The goal of place-based learning at Merrimac Community Charter School in Merrimac, Wis., is to instill in students a sense of pride in where they come from, according to Sid Malek, lead teacher at the school, which was established in 2006. The school transitioned from a traditional public elementary school to a charter, through an effort led by school employees. 

To encourage relationships between students and members of the community, the school has neighbors volunteer to give lessons in areas of expertise such as gardening, baking, and art.

"For kids to learn about their place means they're going to care about it," Malek says. "And that's what we want them to do as adults as well."

Charters not always embraced

As in urban neighborhoods, charter schools aren't always fully embraced by rural communities, where some critics argue that they draw students and funds away from already-struggling traditional public schools.

"Closing a community's school always has consequences, and this is true whether a charter opens in its place or not," says Karen Eppley, an associate professor of curriculum and instruction at Pennsylvania State University in University Park. "While the charter option can keep a school in the community, the charter often brings a host of new problems."

Charters can be a "significant drain" on a district's finances, Professor Eppley and other critics note. They also often employ less experienced teachers, and have the potential to divide a community between families who send their children to the charter school and those who do not. 

Community tensions aside, the charter application process requires time, money, and a certain level of educational and bureaucratic know-how – resources that may not be available in smaller or poorer communities, notes Terry Ryan, chief executive officer of Bluum, an organization that works with rural charter schools in Idaho.  

"It works if you've got the right people," Mr. Ryan says. "But it's hard to have those ingredients come together in a small town." 

Measured success

Seventeen years after its founding, the Sugar Valley Rural Charter School is still reflecting on whether it's been successful in filling the void left in the community by the traditional public school.

There have been challenges, certainly, and not all in the local community have fully embraced the school, acknowledges Carla McElwain, one of the original founders of the charter. But still she answers, firmly, "Yes." 

"We're quite proud of it," she says, citing the school's newly constructed 15-room building as evidence of success. "We must be doing something right." 

Ms. Kennedy, the school's CEO, isn't so sure the charter school has completely filled the void. All in all, she says, the school-community relationship has vastly improved over the past two decades. But she doesn't quite feel that the Sugar Valley Rural Charter School has been "100 percent successful yet" in its goal of becoming a "hub of the community."

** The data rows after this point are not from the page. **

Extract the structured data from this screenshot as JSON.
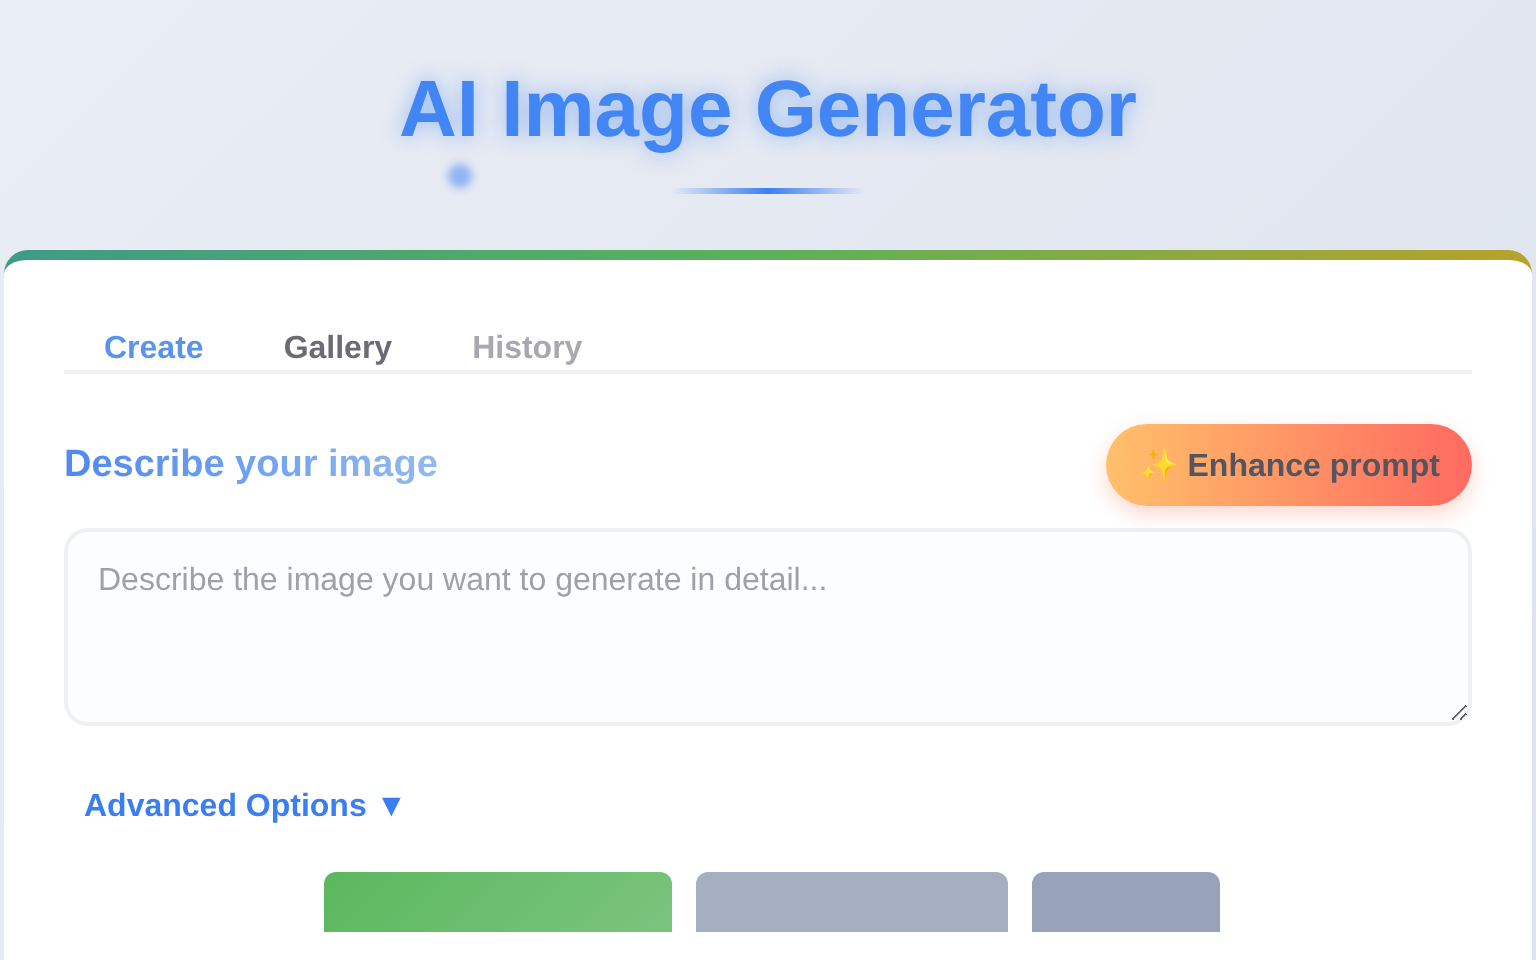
{
  "header": {
    "title": "AI Image Generator"
  },
  "tabs": [
    {
      "label": "Create",
      "selected": true,
      "disabled": false
    },
    {
      "label": "Gallery",
      "selected": false,
      "disabled": false
    },
    {
      "label": "History",
      "selected": false,
      "disabled": true
    }
  ],
  "prompt": {
    "label": "Describe your image",
    "enhance_button": "✨ Enhance prompt",
    "placeholder": "Describe the image you want to generate in detail..."
  },
  "advanced_options": {
    "label": "Advanced Options ▼",
    "expanded": false
  },
  "action_buttons": [
    {
      "kind": "primary"
    },
    {
      "kind": "secondary"
    },
    {
      "kind": "secondary"
    }
  ]
}
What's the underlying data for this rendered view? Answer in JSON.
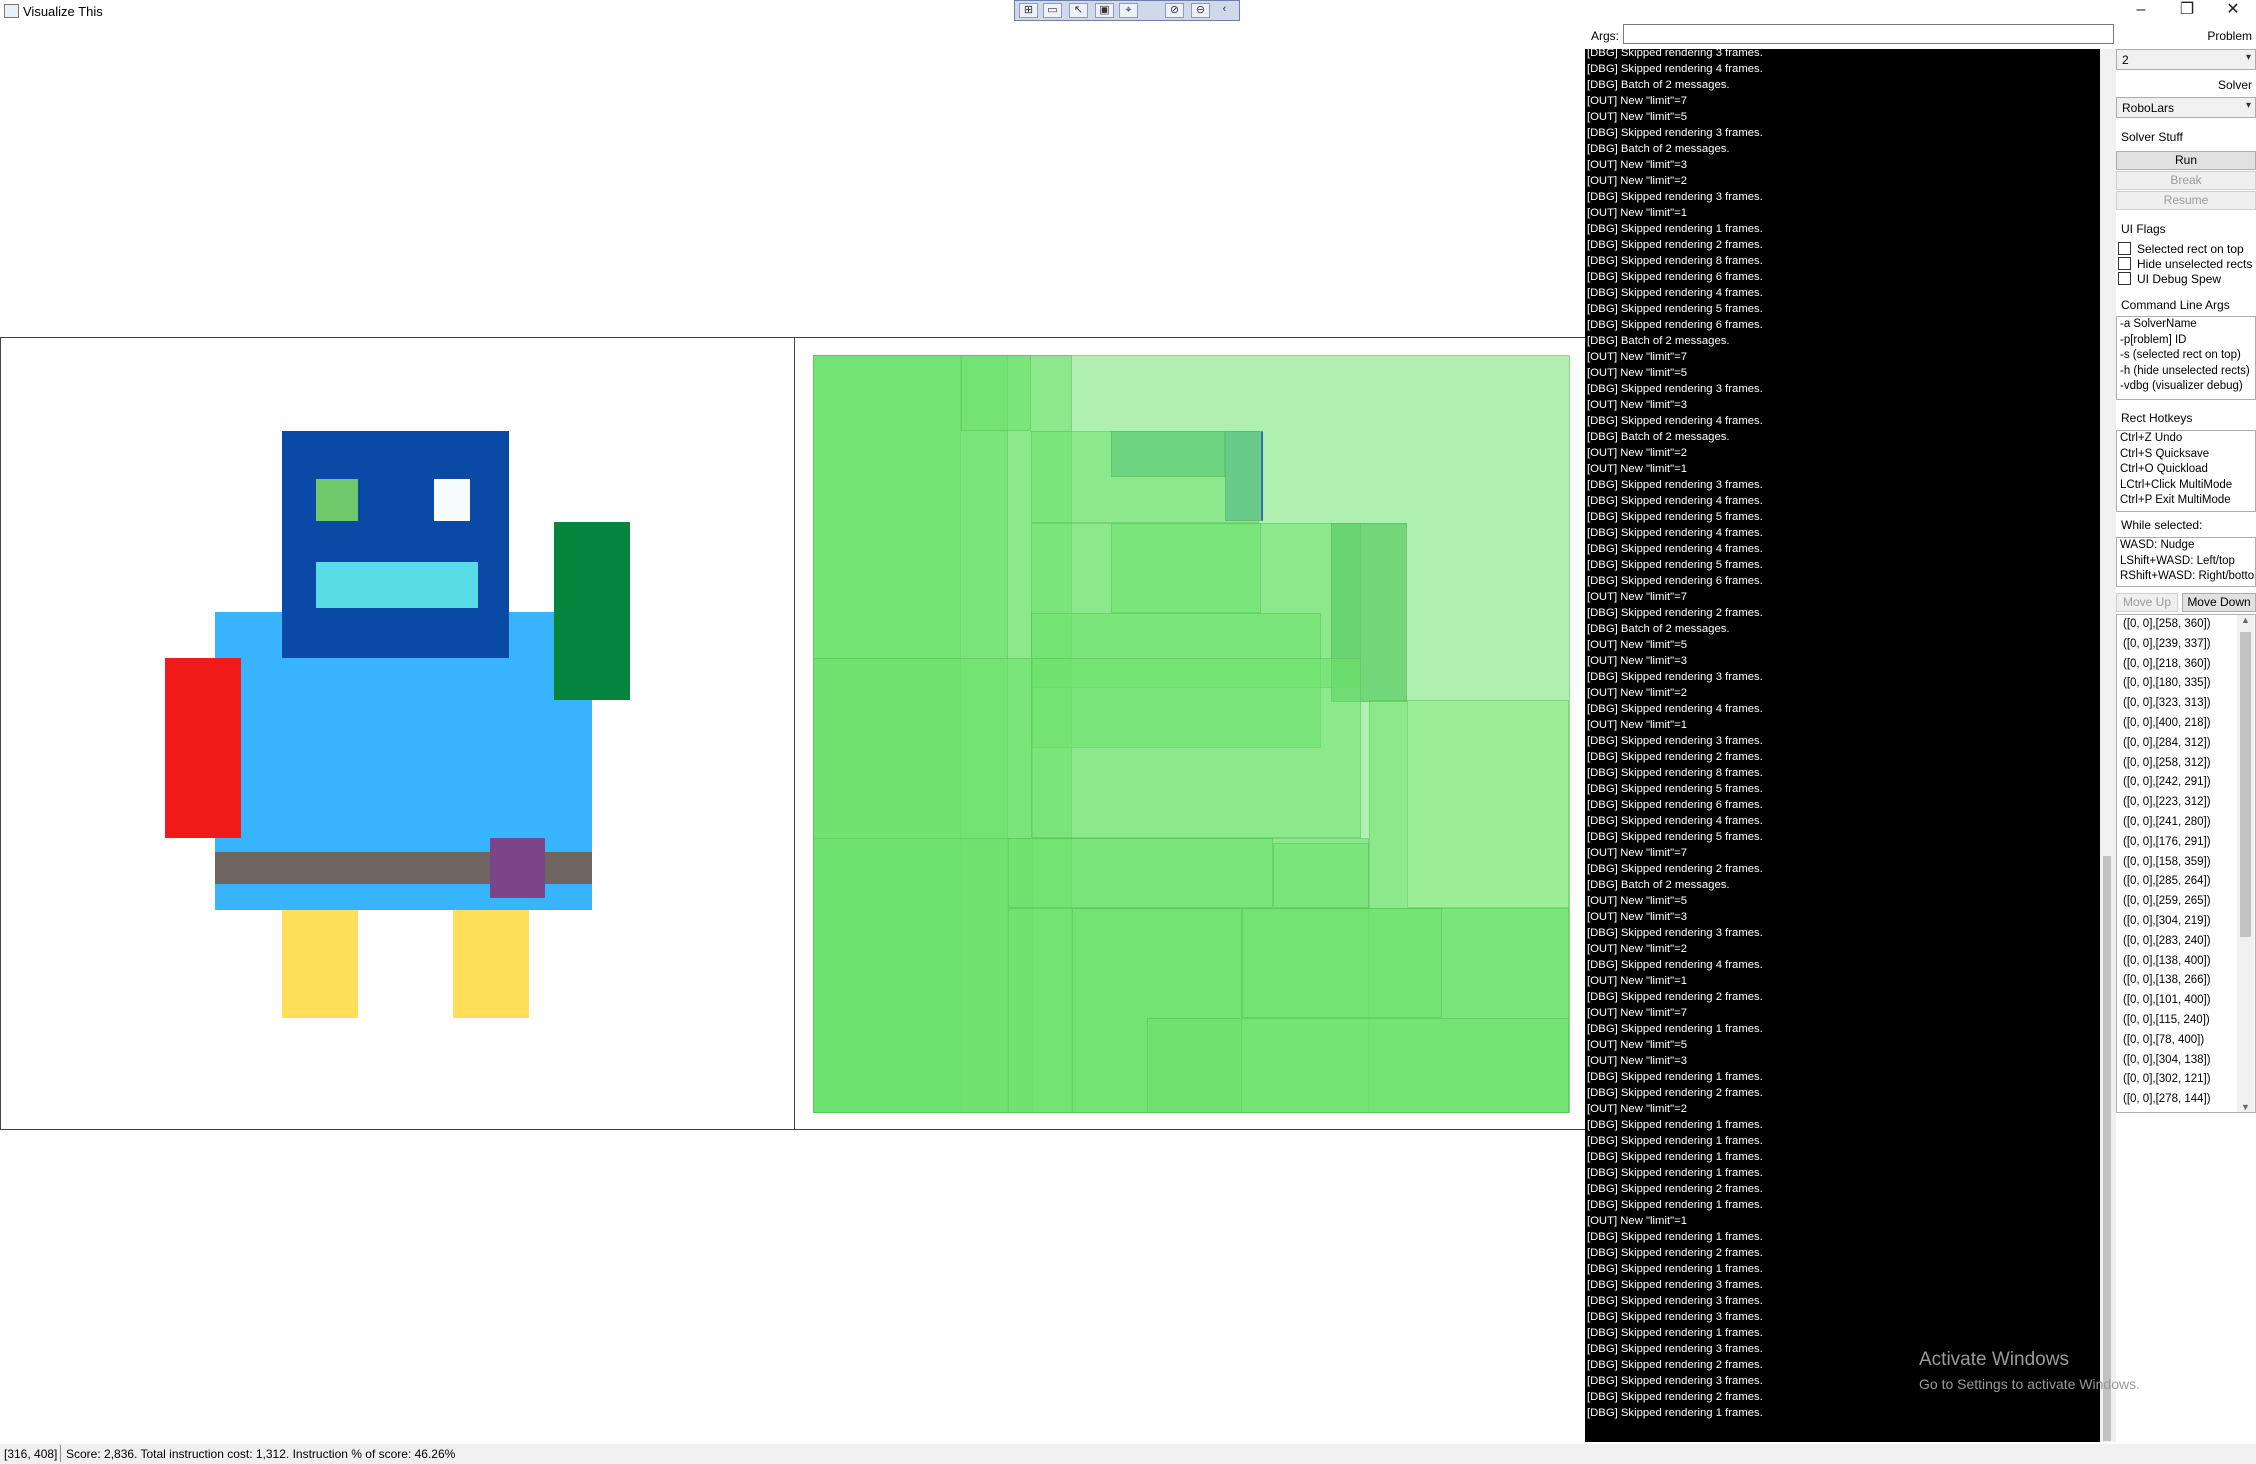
{
  "window": {
    "title": "Visualize This",
    "controls": {
      "minimize": "–",
      "restore": "❐",
      "close": "✕"
    }
  },
  "debug_toolbar": {
    "icons": [
      "select-element-icon",
      "record-icon",
      "pointer-icon",
      "layout-adorner-icon",
      "track-focus-icon",
      "binding-failures-icon",
      "stop-icon",
      "collapse-icon"
    ]
  },
  "colors": {
    "target_bg": "#ffffff",
    "head": "#0a4aa6",
    "body": "#38b4fc",
    "right_arm": "#04843c",
    "left_arm": "#f01a1a",
    "legs": "#ffde59",
    "belt": "#6e6560",
    "buckle": "#7b4587",
    "eye_left": "#6fc86a",
    "eye_right": "#f8fbfd",
    "mouth": "#58dce6",
    "rect_fill": "#7ee67e"
  },
  "args": {
    "label": "Args:",
    "value": ""
  },
  "log": {
    "lines": [
      "[DBG] Skipped rendering 3 frames.",
      "[DBG] Skipped rendering 4 frames.",
      "[DBG] Batch of 2 messages.",
      "[OUT] New \"limit\"=7",
      "[OUT] New \"limit\"=5",
      "[DBG] Skipped rendering 3 frames.",
      "[DBG] Batch of 2 messages.",
      "[OUT] New \"limit\"=3",
      "[OUT] New \"limit\"=2",
      "[DBG] Skipped rendering 3 frames.",
      "[OUT] New \"limit\"=1",
      "[DBG] Skipped rendering 1 frames.",
      "[DBG] Skipped rendering 2 frames.",
      "[DBG] Skipped rendering 8 frames.",
      "[DBG] Skipped rendering 6 frames.",
      "[DBG] Skipped rendering 4 frames.",
      "[DBG] Skipped rendering 5 frames.",
      "[DBG] Skipped rendering 6 frames.",
      "[DBG] Batch of 2 messages.",
      "[OUT] New \"limit\"=7",
      "[OUT] New \"limit\"=5",
      "[DBG] Skipped rendering 3 frames.",
      "[OUT] New \"limit\"=3",
      "[DBG] Skipped rendering 4 frames.",
      "[DBG] Batch of 2 messages.",
      "[OUT] New \"limit\"=2",
      "[OUT] New \"limit\"=1",
      "[DBG] Skipped rendering 3 frames.",
      "[DBG] Skipped rendering 4 frames.",
      "[DBG] Skipped rendering 5 frames.",
      "[DBG] Skipped rendering 4 frames.",
      "[DBG] Skipped rendering 4 frames.",
      "[DBG] Skipped rendering 5 frames.",
      "[DBG] Skipped rendering 6 frames.",
      "[OUT] New \"limit\"=7",
      "[DBG] Skipped rendering 2 frames.",
      "[DBG] Batch of 2 messages.",
      "[OUT] New \"limit\"=5",
      "[OUT] New \"limit\"=3",
      "[DBG] Skipped rendering 3 frames.",
      "[OUT] New \"limit\"=2",
      "[DBG] Skipped rendering 4 frames.",
      "[OUT] New \"limit\"=1",
      "[DBG] Skipped rendering 3 frames.",
      "[DBG] Skipped rendering 2 frames.",
      "[DBG] Skipped rendering 8 frames.",
      "[DBG] Skipped rendering 5 frames.",
      "[DBG] Skipped rendering 6 frames.",
      "[DBG] Skipped rendering 4 frames.",
      "[DBG] Skipped rendering 5 frames.",
      "[OUT] New \"limit\"=7",
      "[DBG] Skipped rendering 2 frames.",
      "[DBG] Batch of 2 messages.",
      "[OUT] New \"limit\"=5",
      "[OUT] New \"limit\"=3",
      "[DBG] Skipped rendering 3 frames.",
      "[OUT] New \"limit\"=2",
      "[DBG] Skipped rendering 4 frames.",
      "[OUT] New \"limit\"=1",
      "[DBG] Skipped rendering 2 frames.",
      "[OUT] New \"limit\"=7",
      "[DBG] Skipped rendering 1 frames.",
      "[OUT] New \"limit\"=5",
      "[OUT] New \"limit\"=3",
      "[DBG] Skipped rendering 1 frames.",
      "[DBG] Skipped rendering 2 frames.",
      "[OUT] New \"limit\"=2",
      "[DBG] Skipped rendering 1 frames.",
      "[DBG] Skipped rendering 1 frames.",
      "[DBG] Skipped rendering 1 frames.",
      "[DBG] Skipped rendering 1 frames.",
      "[DBG] Skipped rendering 2 frames.",
      "[DBG] Skipped rendering 1 frames.",
      "[OUT] New \"limit\"=1",
      "[DBG] Skipped rendering 1 frames.",
      "[DBG] Skipped rendering 2 frames.",
      "[DBG] Skipped rendering 1 frames.",
      "[DBG] Skipped rendering 3 frames.",
      "[DBG] Skipped rendering 3 frames.",
      "[DBG] Skipped rendering 3 frames.",
      "[DBG] Skipped rendering 1 frames.",
      "[DBG] Skipped rendering 3 frames.",
      "[DBG] Skipped rendering 2 frames.",
      "[DBG] Skipped rendering 3 frames.",
      "[DBG] Skipped rendering 2 frames.",
      "[DBG] Skipped rendering 1 frames."
    ]
  },
  "sidebar": {
    "problem_label": "Problem",
    "problem_value": "2",
    "solver_label": "Solver",
    "solver_value": "RoboLars",
    "solver_stuff_label": "Solver Stuff",
    "run_label": "Run",
    "break_label": "Break",
    "resume_label": "Resume",
    "ui_flags_label": "UI Flags",
    "flags": [
      {
        "label": "Selected rect on top",
        "checked": false
      },
      {
        "label": "Hide unselected rects",
        "checked": false
      },
      {
        "label": "UI Debug Spew",
        "checked": false
      }
    ],
    "cmd_args_label": "Command Line Args",
    "cmd_args": [
      "-a SolverName",
      "-p[roblem] ID",
      "-s (selected rect on top)",
      "-h (hide unselected rects)",
      "-vdbg (visualizer debug)"
    ],
    "hotkeys_label": "Rect Hotkeys",
    "hotkeys": [
      "Ctrl+Z Undo",
      "Ctrl+S Quicksave",
      "Ctrl+O Quickload",
      "LCtrl+Click MultiMode",
      "Ctrl+P Exit MultiMode"
    ],
    "while_selected_label": "While selected:",
    "while_selected": [
      "WASD: Nudge",
      "LShift+WASD: Left/top",
      "RShift+WASD: Right/bottom"
    ],
    "move_up_label": "Move Up",
    "move_down_label": "Move Down",
    "rects": [
      "([0, 0],[258, 360])",
      "([0, 0],[239, 337])",
      "([0, 0],[218, 360])",
      "([0, 0],[180, 335])",
      "([0, 0],[323, 313])",
      "([0, 0],[400, 218])",
      "([0, 0],[284, 312])",
      "([0, 0],[258, 312])",
      "([0, 0],[242, 291])",
      "([0, 0],[223, 312])",
      "([0, 0],[241, 280])",
      "([0, 0],[176, 291])",
      "([0, 0],[158, 359])",
      "([0, 0],[285, 264])",
      "([0, 0],[259, 265])",
      "([0, 0],[304, 219])",
      "([0, 0],[283, 240])",
      "([0, 0],[138, 400])",
      "([0, 0],[138, 266])",
      "([0, 0],[101, 400])",
      "([0, 0],[115, 240])",
      "([0, 0],[78, 400])",
      "([0, 0],[304, 138])",
      "([0, 0],[302, 121])",
      "([0, 0],[278, 144])"
    ]
  },
  "status": {
    "coords": "[316, 408]",
    "score_text": "Score: 2,836. Total instruction cost: 1,312. Instruction % of score: 46.26%"
  },
  "watermark": {
    "line1": "Activate Windows",
    "line2": "Go to Settings to activate Windows."
  }
}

Back in the days of the traditional public school, she recalls, high school sports were a popular attraction for locals. She's hopeful that building a new gymnasium and expanding the charter school's athletic offerings will help rally neighbors around something to root for. 

One month into River Grove's existence, administrator Drew Goodson is also hopeful. For now, he says, the school's goal is simple: to stay open. But his vision for the future of River Grove is more ambitious. 

"We have the philosophy that it takes a village to raise a child," he says. "We want to use the whole community to educate our kids and really be entrenched so that generations of kids can come here."